Corporations are said to be like people: “head” office buildings front the “bodies” of manufacturing sheds behind. But unlike people, corporations reconfigure themselves with astonishing speed and flexibility. Guided by capital, corporations perform according to its rules; they mutate quickly around economic requirements, or they die. Yet buildings are static, immobile, and slowly built, in sharp contrast to the increasing speed with which corporate capital moves its goods. Architecture promised the corporation an image, and yet refused to deliver it quickly, or to change it rapidly. This course on architecture and business focuses on the tension between architecture’s solidity, and capital’s fluidity, charting corporate development and occupied space in and around buildings and cities throughout the world.

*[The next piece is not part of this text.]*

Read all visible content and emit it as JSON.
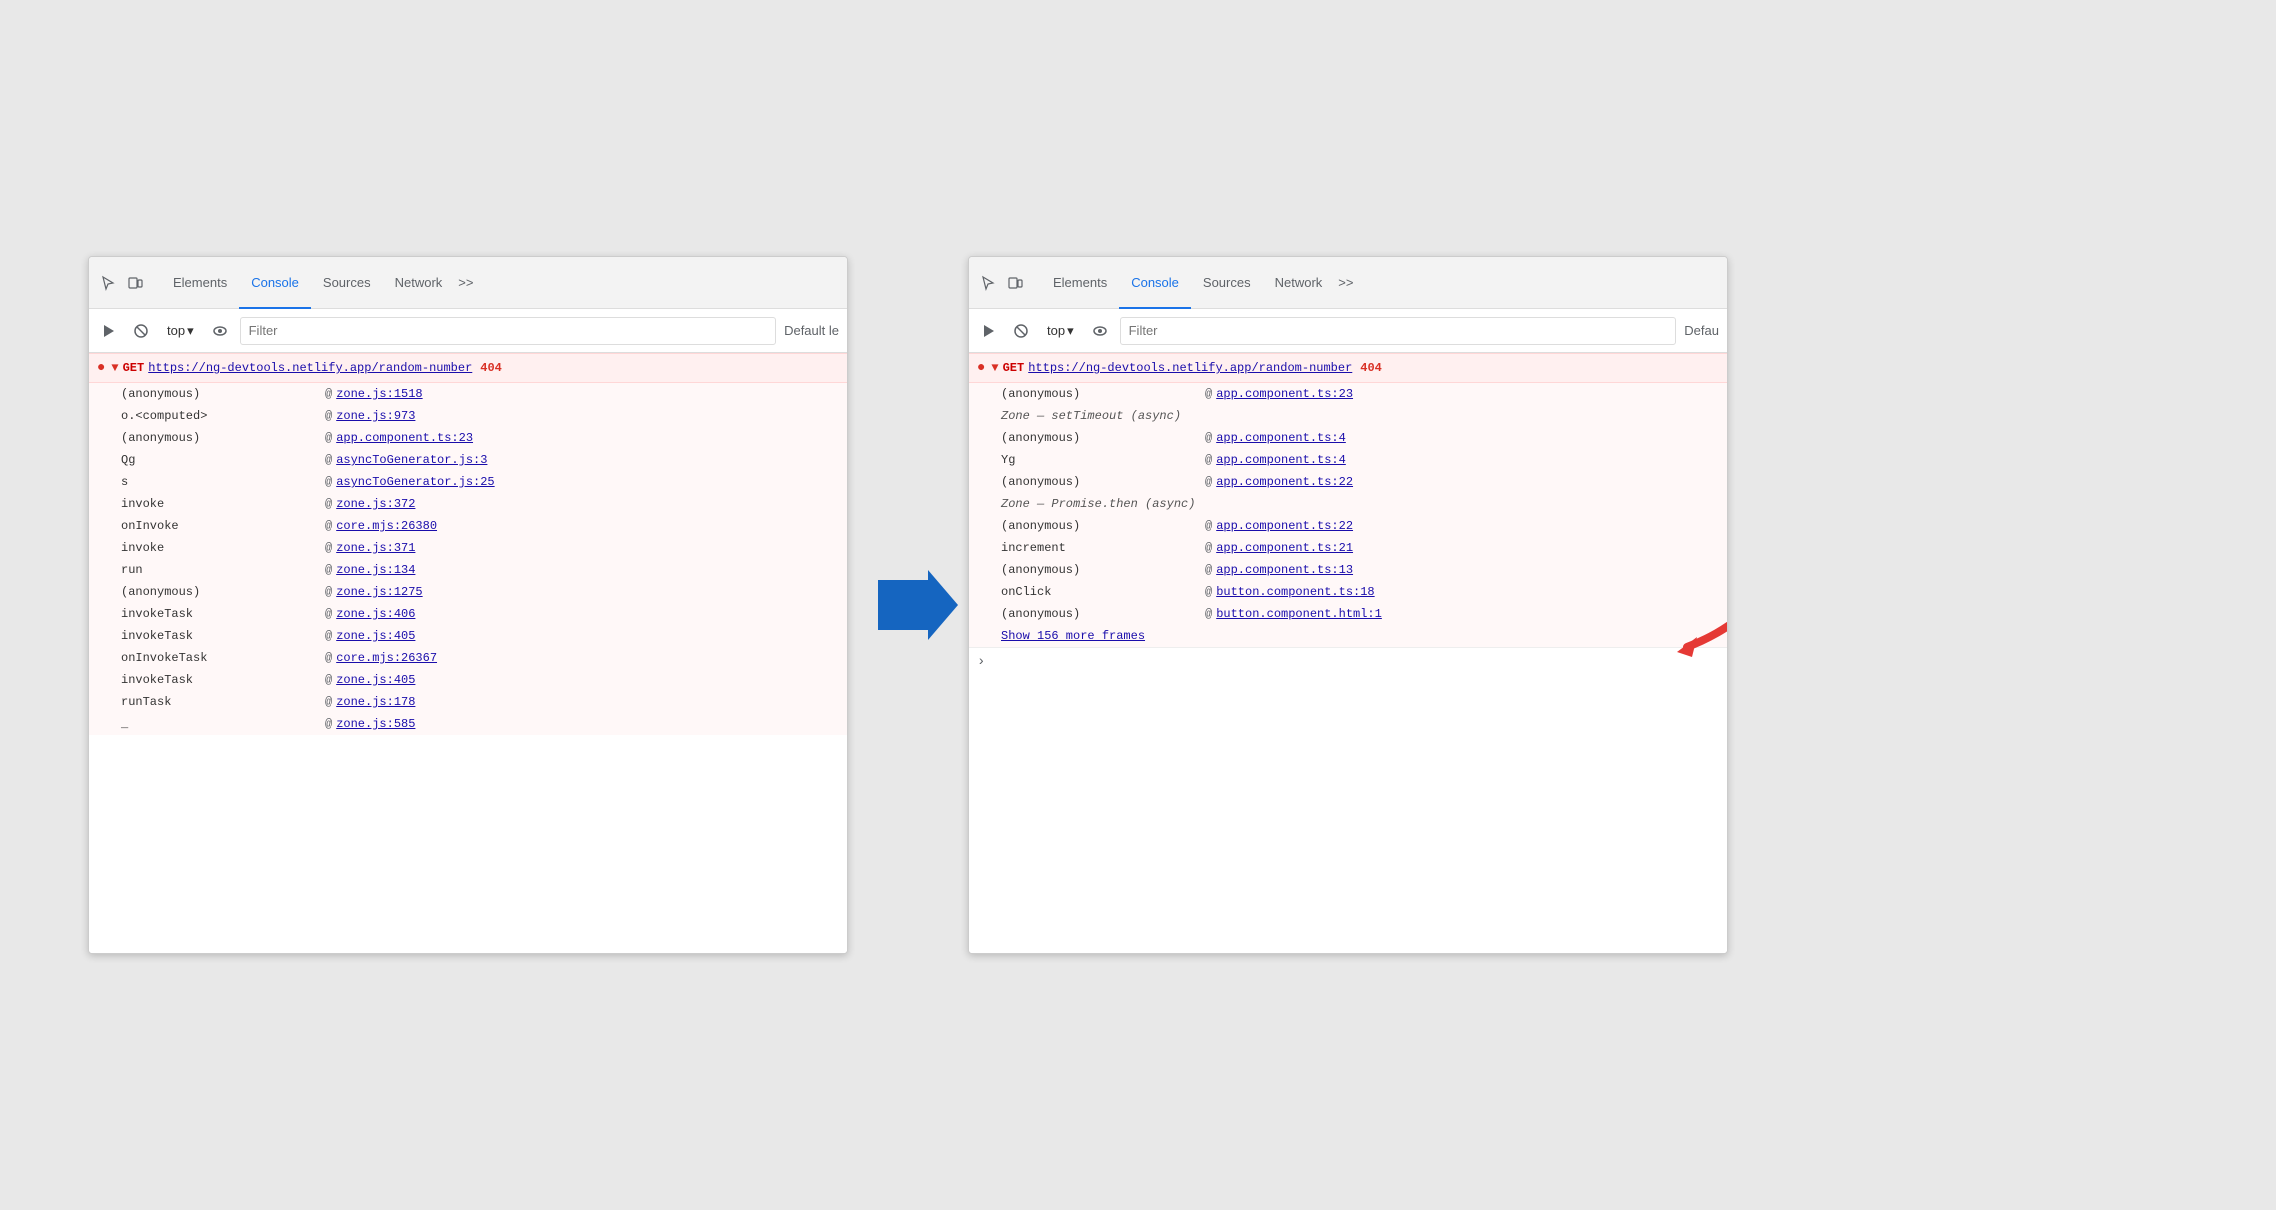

We move in reverse chronological order from tall buildings such as the proposed Tokyo Sky Mile Tower (2045), the Burj Khalifa, the Hong Kong and Shanghai Banking Corporation headquarters, and Chicago’s many early towers, to other building types associated with the conduct of business: suburban malls and real estate development corporations, banks, quasi- or multi-national corporations, even monasteries. Six units include: non-place corporations, skyscrapers and the multinational, the City of London since WWII, the birth of the highrise and the American city, colonial corporations across the globe, and early monastic and banking corporations in Europe.
Lecture: Tue, Thu 2:30-4:00pm Lec Rm 1 MLB
Multiple discussion sections offered.
- 002: Thu 4:00-5:00pm 130 TAP
- 003: Fri 10:00-11:00am 180 TAP
- 004: Fri 11:00am-12:00pm 180 TAP